[Entries from a dataset of interfaces]
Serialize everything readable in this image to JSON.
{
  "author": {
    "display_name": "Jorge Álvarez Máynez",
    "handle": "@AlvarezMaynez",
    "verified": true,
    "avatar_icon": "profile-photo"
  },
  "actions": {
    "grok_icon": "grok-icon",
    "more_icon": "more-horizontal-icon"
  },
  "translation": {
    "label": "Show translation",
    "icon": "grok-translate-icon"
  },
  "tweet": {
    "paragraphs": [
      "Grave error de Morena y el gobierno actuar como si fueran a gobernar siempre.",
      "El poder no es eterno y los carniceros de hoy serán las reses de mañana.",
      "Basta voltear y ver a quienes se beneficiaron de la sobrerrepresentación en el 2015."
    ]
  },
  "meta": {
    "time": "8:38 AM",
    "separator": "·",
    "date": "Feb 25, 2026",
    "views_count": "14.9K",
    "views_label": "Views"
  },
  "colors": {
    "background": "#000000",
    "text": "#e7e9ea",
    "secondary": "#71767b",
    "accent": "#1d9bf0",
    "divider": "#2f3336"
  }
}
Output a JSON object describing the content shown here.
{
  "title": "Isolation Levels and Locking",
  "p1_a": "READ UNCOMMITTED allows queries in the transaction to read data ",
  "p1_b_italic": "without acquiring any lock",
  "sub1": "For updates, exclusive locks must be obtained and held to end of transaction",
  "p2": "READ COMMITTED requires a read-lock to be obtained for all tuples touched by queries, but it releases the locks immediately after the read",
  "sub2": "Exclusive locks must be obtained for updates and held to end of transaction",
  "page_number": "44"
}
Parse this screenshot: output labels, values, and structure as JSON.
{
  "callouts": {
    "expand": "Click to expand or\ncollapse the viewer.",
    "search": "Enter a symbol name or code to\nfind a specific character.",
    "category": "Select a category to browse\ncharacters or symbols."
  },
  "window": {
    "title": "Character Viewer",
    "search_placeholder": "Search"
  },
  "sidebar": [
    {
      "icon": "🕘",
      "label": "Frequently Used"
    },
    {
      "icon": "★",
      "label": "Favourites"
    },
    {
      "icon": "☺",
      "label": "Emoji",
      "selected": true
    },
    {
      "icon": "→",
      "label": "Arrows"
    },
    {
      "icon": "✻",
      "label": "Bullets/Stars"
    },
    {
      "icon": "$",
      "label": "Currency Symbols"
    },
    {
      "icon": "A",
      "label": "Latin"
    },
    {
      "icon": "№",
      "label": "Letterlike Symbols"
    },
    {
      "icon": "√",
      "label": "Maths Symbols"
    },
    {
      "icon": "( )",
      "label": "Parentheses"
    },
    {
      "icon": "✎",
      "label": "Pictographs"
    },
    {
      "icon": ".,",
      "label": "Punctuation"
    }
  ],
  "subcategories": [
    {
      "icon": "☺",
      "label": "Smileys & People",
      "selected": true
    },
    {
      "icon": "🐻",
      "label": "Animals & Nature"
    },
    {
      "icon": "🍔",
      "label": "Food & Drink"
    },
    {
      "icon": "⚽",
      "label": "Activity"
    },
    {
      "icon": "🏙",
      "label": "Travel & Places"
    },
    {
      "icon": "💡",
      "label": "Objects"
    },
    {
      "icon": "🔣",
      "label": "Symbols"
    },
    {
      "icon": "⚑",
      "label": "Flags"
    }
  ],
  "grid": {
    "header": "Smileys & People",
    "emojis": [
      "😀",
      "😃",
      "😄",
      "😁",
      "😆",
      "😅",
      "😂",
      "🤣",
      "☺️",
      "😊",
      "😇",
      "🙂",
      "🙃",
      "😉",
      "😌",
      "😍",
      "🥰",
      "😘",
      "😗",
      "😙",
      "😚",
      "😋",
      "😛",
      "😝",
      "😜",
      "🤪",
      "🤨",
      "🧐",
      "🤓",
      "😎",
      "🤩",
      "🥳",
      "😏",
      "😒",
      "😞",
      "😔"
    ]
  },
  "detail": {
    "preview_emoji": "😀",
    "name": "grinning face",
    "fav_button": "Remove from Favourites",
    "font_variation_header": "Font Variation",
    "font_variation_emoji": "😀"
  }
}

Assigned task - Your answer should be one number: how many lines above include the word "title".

Answer to the exercise - 2